Six out of ten Americans own an animal, and chances are that most of them found themselves confronted with a urine odor problem at one time or another. Add potty-training toddlers to the mix and the odds of sooner or later encountering the sights and smells of excretions on carpeting increase even further.
When accidents happen, quick action is necessary to contain the urine or excrement as much as possible. The pet owner can perform initial intervention by blotting wet carpet to absorb some of the liquid. Excrement should be scooped up and disposed in the toilet. While these responses may successfully remove the visible evidence, urine odor and unsightly stains often remain. The next logical step for most pet owners is to treat the affected area with a fragrant cleaning agent or stain remover available through numerous retail outlets. Caution must be used, however, as some agents may set the stain and make removal difficult at best.

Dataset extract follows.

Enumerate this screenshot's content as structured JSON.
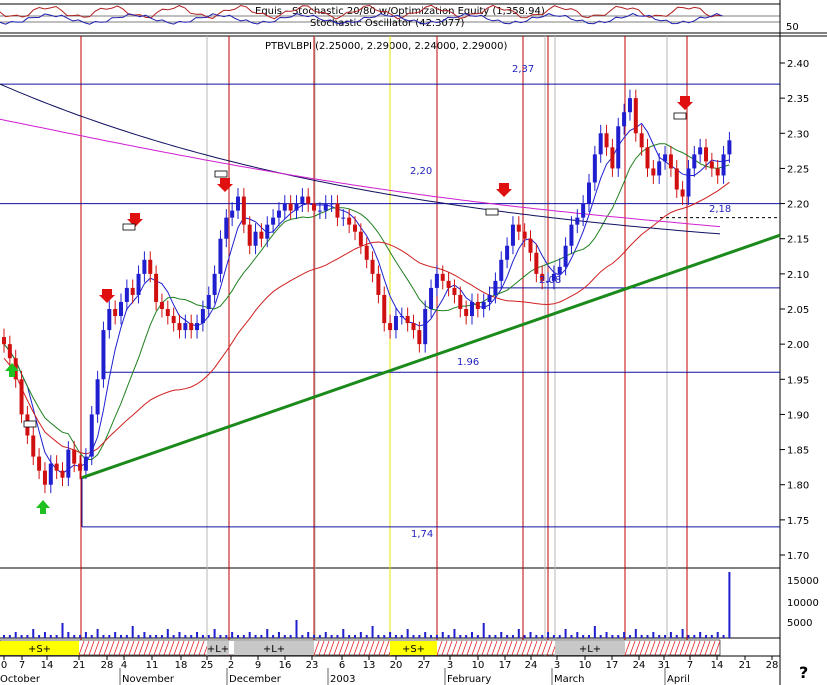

Although these products may provide temporary relief from unpleasant smells and unattractive splotches on carpet, this solution is rarely permanent and the problem tends to return shortly thereafter. Liquid substances penetrate carpet quickly and tend to fester deep in the padding, even when the surface appears to be clean. In order to achieve complete neutralization of urine odor and pet stains, the services of a professional carpet cleaning firm and a certified Odor Control Technician are indispensable.
Certified technicians are trained in detecting the sources and location of noxious smells, and are proficient in the application of chemical solutions. They have special enzyme abstergents and powerful oxidizing agents that reach deep within the carpet and padding to neutralize the bacteria and protein molecules that cause the offensive smell of pet excretions. In addition, professionals have extraction machines capable of thoroughly flushing any residual materials for a clean carpet that is free of offensive smells and stains.
There are several techniques a technician specializing in urine odor control may use to address the problem. In homes where only a few areas of carpet are saturated with pet excretions, the technician usually implements the following steps for effective spot treatment:
• Inspect the room/home and detect pet deposits with the help of an ultraviolet light.
• Power vacuuming to remove loose offending matter that might be deep within the carpeting.
• Pre-treatment of affected areas.
• Flush affected areas to remove bacteria and protein contaminants from carpet and padding.
• Hot water extraction to permanently remove olfactory pollutants.
• Apply stain remover.
• Speed dry carpeting.
In homes where pet deposits are excessive, the technician may lift portions of the carpet and subsequently seal the floor with a urine odor barrier. The floor is then covered with permanent plastic sheeting for further isolation, and to help keep the enzymes in an active state where they can digest the offending matter. The remainder of the room is subsequently cleaned and deodorized as described above. Approximately five days after initial and sub-surface treatment, the technician will schedule a follow-up appointment to remove the plastic and perform a final rinse to the carpet